Opinion: Leave SpongeBob alone



Mike Crissman

Mike Crissman

Mike Crissman is a junior newspaper journalism major and columnist for the Daily Kent Stater. Contact him at [email protected].

We all know who lives in a pineapple under the sea, but is SpongeBob SquarePants actually bad for kids? Such was the conclusion of a recent study that the American Academy of Pediatrics conducted.

In the study researchers had 60 kids watch either the Nickelodeon show “SpongeBob” or the slow-paced PBS show “Caillou” for nine minutes. Some children were also assigned to draw pictures. Afterward the kids–as young as 4–had to perform mental-function tests. The children who watched “SpongeBob” did measurably worse on average than those who watched “Caillou” or drew pictures.

Researchers concluded that “SpongeBob” and other similar shows are detrimental to young minds, causing short-term attention and learning problems.

First off, not every cartoon has to be overly educational. All work and no play makes Mr. SquarePants a very dull character. That’s why the show gives us healthy doses of shenanigans involving SpongeBob annoying his neighbor Squidward and getting into trouble with his friend Patrick. Though, much of the show’s humor does come at SpongeBob’s workplace, the Krusty Krab.

For the record I have seen “Caillou.” It’s terrible. It’s like “Arthur,” but everyone in the show isn’t an animal. It’s absolutely ridiculous. It’s like “Little Bill” without black people–super lame and super bad. I’d rather do flashcards. (Then again, I’m not the demographic audience.) Compared to a mental-function test, “Caillou” is boring.

There’s nothing wrong with mindless entertainment. People are allowed to escape reality once in a while and enter an underwater world where snails meow and squids are sarcastic. From time to time, I like to picture my

Jesus in a tuxedo t-shirt, because it says, “I want to be formal, but I’m here to party too.” Is that such a crime?

Most kids’ shows should and do teach life lessons. But think of old cartoons we watched like “Tom and Jerry” and “Looney Tunes.” There’s no real redeeming educational quality to be had there. It’s just a lot humor rooted in violence, all aimed at children. All of a sudden a show about a sponge that owns a house and holds a steady job doesn’t seem so bad.

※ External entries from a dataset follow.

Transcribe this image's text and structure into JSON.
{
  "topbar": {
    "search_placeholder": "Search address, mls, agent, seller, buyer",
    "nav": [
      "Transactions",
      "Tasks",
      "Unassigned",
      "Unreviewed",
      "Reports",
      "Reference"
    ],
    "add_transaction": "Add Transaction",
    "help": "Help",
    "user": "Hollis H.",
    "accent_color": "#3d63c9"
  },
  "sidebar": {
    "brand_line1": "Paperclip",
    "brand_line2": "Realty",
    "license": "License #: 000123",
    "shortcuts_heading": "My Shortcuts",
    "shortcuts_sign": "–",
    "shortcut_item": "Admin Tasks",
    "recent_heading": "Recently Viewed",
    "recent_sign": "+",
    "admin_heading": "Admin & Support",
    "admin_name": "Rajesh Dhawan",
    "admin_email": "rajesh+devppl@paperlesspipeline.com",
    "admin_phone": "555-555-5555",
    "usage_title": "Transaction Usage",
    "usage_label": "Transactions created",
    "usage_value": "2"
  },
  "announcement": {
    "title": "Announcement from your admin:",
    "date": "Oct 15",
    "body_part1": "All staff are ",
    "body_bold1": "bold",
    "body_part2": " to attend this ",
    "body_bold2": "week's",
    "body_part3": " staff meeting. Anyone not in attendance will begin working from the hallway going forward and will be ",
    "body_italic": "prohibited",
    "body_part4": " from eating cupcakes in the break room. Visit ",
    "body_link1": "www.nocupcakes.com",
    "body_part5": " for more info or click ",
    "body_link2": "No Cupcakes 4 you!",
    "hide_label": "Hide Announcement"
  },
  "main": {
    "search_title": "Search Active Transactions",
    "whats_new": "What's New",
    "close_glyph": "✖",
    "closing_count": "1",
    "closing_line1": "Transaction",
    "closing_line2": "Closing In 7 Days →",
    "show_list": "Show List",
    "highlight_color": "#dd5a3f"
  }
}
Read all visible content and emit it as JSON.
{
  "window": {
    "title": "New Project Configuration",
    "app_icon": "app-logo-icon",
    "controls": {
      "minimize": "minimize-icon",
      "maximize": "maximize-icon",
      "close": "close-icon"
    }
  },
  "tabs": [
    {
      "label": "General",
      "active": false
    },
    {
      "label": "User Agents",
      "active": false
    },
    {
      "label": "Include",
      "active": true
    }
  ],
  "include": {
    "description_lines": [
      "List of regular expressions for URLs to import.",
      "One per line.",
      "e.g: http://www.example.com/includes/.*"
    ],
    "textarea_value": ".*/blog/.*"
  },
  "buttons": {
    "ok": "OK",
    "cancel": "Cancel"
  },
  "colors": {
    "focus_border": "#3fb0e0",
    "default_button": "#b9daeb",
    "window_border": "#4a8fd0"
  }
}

There are plenty of things kids can learn by watching “SpongeBob.” While he does have annoying qualities, namely his high-pitched laugh, SpongeBob does possess some positive traits. He is optimistic, kind, brave and determined. He worked so hard to cook Bubble Bass the perfect Crabby Patty and was devastated when he got the order wrong. Little did he know, Bubble Bass was hiding the missing pickles under his tongue the entire time.

It’s hard to focus on a task like test-taking after you have finished watching something so awesome. “SpongeBob SquarePants” is just that. It’s great entertainment. It may not have a place in the classroom, but it does hold a place in our hearts.